→ **WHAT TO PRODUCE**
Please output all of the entries exactly and omit any images they hold.

→ **EXERCISE INPUT**
----------

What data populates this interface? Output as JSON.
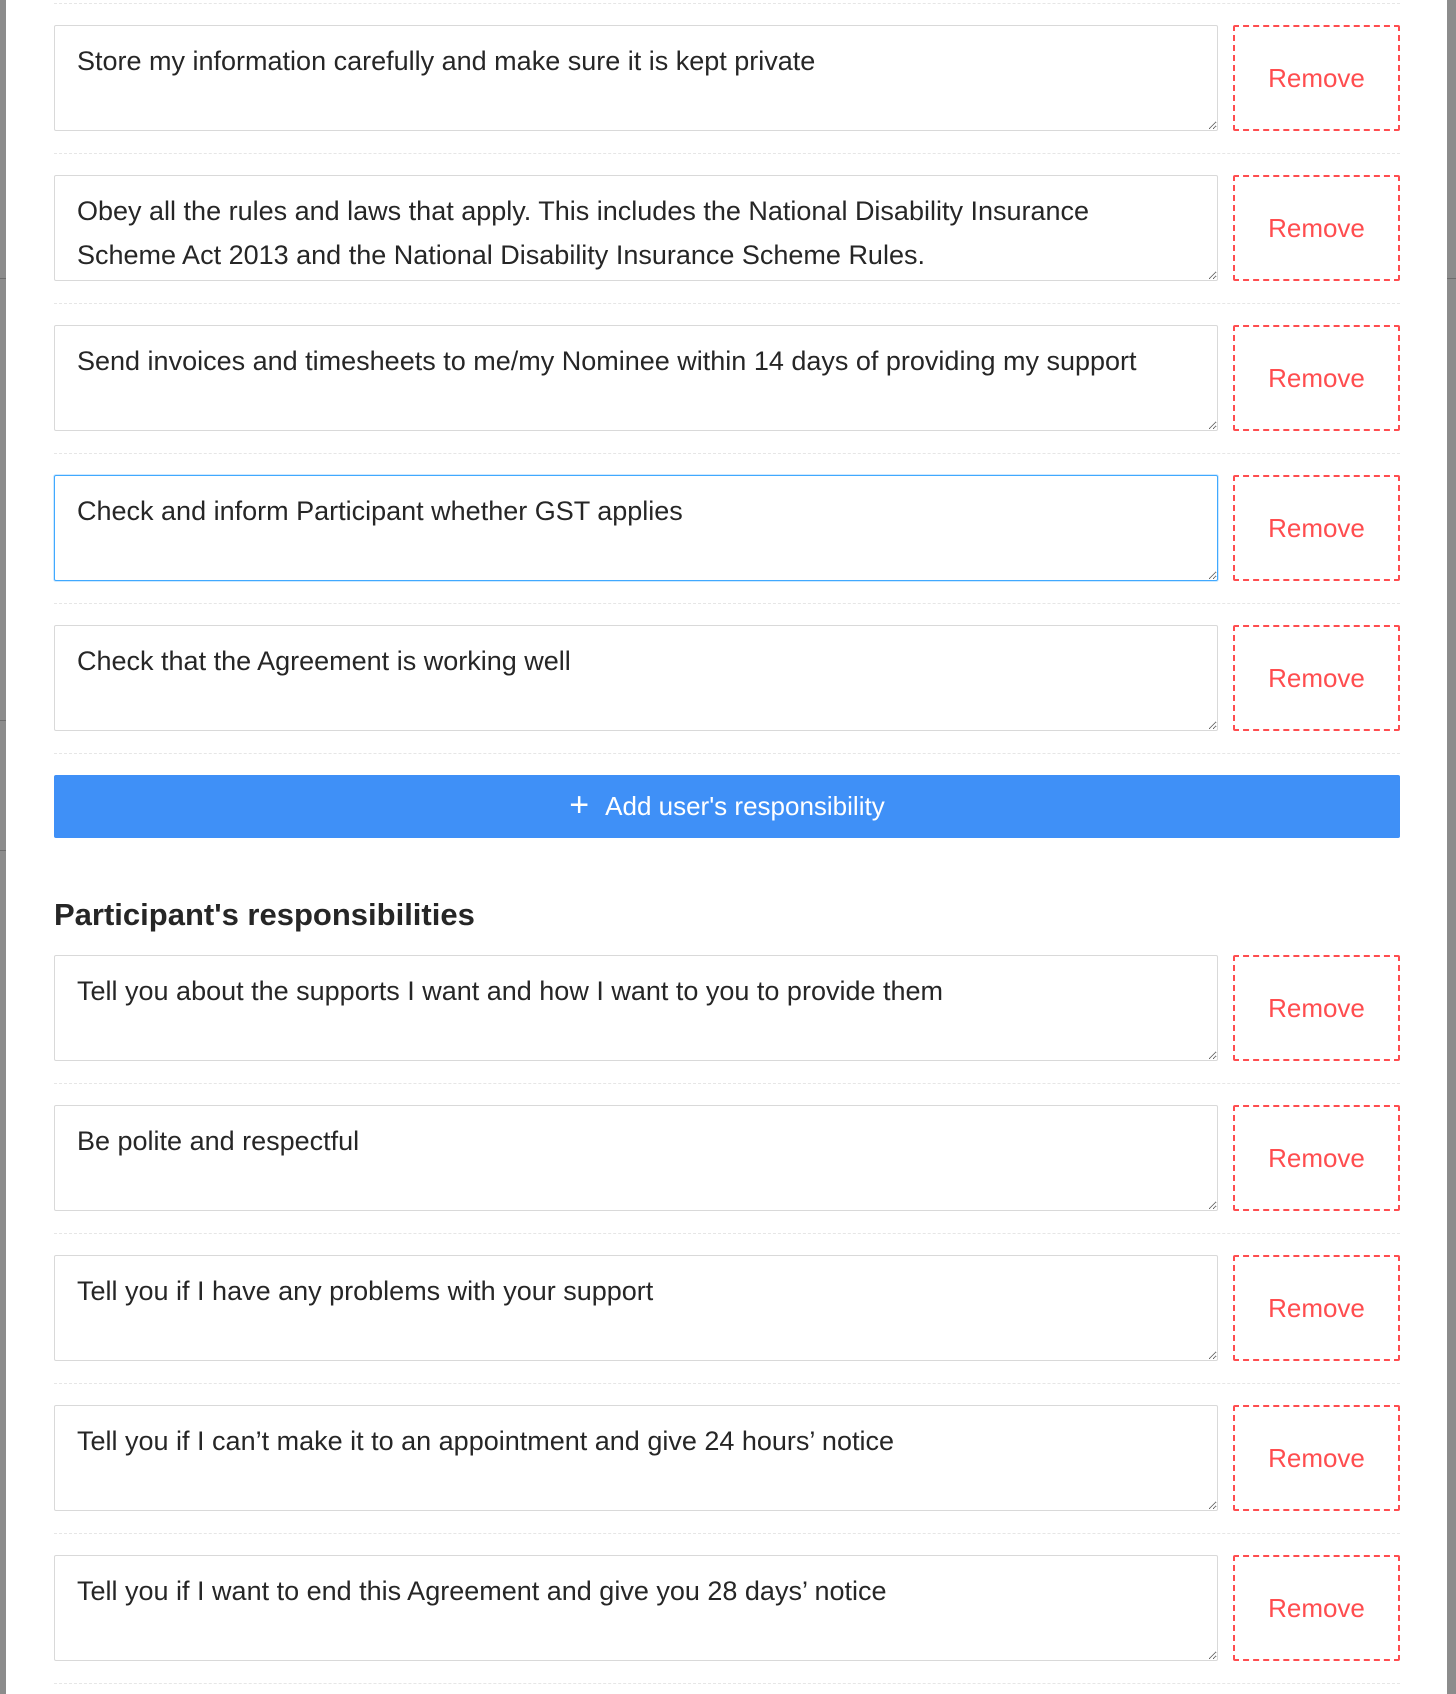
{
  "colors": {
    "primary": "#3f90f7",
    "danger": "#ff4d4f",
    "focus_border": "#40a9ff",
    "text": "#262626"
  },
  "user_responsibilities": {
    "items": [
      {
        "value": "Store my information carefully and make sure it is kept private",
        "remove_label": "Remove"
      },
      {
        "value": "Obey all the rules and laws that apply. This includes the National Disability Insurance Scheme Act 2013 and the National Disability Insurance Scheme Rules.",
        "remove_label": "Remove"
      },
      {
        "value": "Send invoices and timesheets to me/my Nominee within 14 days of providing my support",
        "remove_label": "Remove"
      },
      {
        "value": "Check and inform Participant whether GST applies",
        "remove_label": "Remove"
      },
      {
        "value": "Check that the Agreement is working well",
        "remove_label": "Remove"
      }
    ],
    "add_button": {
      "icon": "plus-icon",
      "icon_glyph": "+",
      "label": "Add user's responsibility"
    }
  },
  "participant_responsibilities": {
    "title": "Participant's responsibilities",
    "items": [
      {
        "value": "Tell you about the supports I want and how I want to you to provide them",
        "remove_label": "Remove"
      },
      {
        "value": "Be polite and respectful",
        "remove_label": "Remove"
      },
      {
        "value": "Tell you if I have any problems with your support",
        "remove_label": "Remove"
      },
      {
        "value": "Tell you if I can’t make it to an appointment and give 24 hours’ notice",
        "remove_label": "Remove"
      },
      {
        "value": "Tell you if I want to end this Agreement and give you 28 days’ notice",
        "remove_label": "Remove"
      }
    ]
  },
  "focused_field": "user_responsibilities.items.3"
}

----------

→ **COMPLETED EXERCISE**
What data populates this interface? Output as JSON.
{
  "colors": {
    "primary": "#3f90f7",
    "danger": "#ff4d4f",
    "focus_border": "#40a9ff",
    "text": "#262626"
  },
  "user_responsibilities": {
    "items": [
      {
        "value": "Store my information carefully and make sure it is kept private",
        "remove_label": "Remove"
      },
      {
        "value": "Obey all the rules and laws that apply. This includes the National Disability Insurance Scheme Act 2013 and the National Disability Insurance Scheme Rules.",
        "remove_label": "Remove"
      },
      {
        "value": "Send invoices and timesheets to me/my Nominee within 14 days of providing my support",
        "remove_label": "Remove"
      },
      {
        "value": "Check and inform Participant whether GST applies",
        "remove_label": "Remove"
      },
      {
        "value": "Check that the Agreement is working well",
        "remove_label": "Remove"
      }
    ],
    "add_button": {
      "icon": "plus-icon",
      "icon_glyph": "+",
      "label": "Add user's responsibility"
    }
  },
  "participant_responsibilities": {
    "title": "Participant's responsibilities",
    "items": [
      {
        "value": "Tell you about the supports I want and how I want to you to provide them",
        "remove_label": "Remove"
      },
      {
        "value": "Be polite and respectful",
        "remove_label": "Remove"
      },
      {
        "value": "Tell you if I have any problems with your support",
        "remove_label": "Remove"
      },
      {
        "value": "Tell you if I can’t make it to an appointment and give 24 hours’ notice",
        "remove_label": "Remove"
      },
      {
        "value": "Tell you if I want to end this Agreement and give you 28 days’ notice",
        "remove_label": "Remove"
      }
    ]
  },
  "focused_field": "user_responsibilities.items.3"
}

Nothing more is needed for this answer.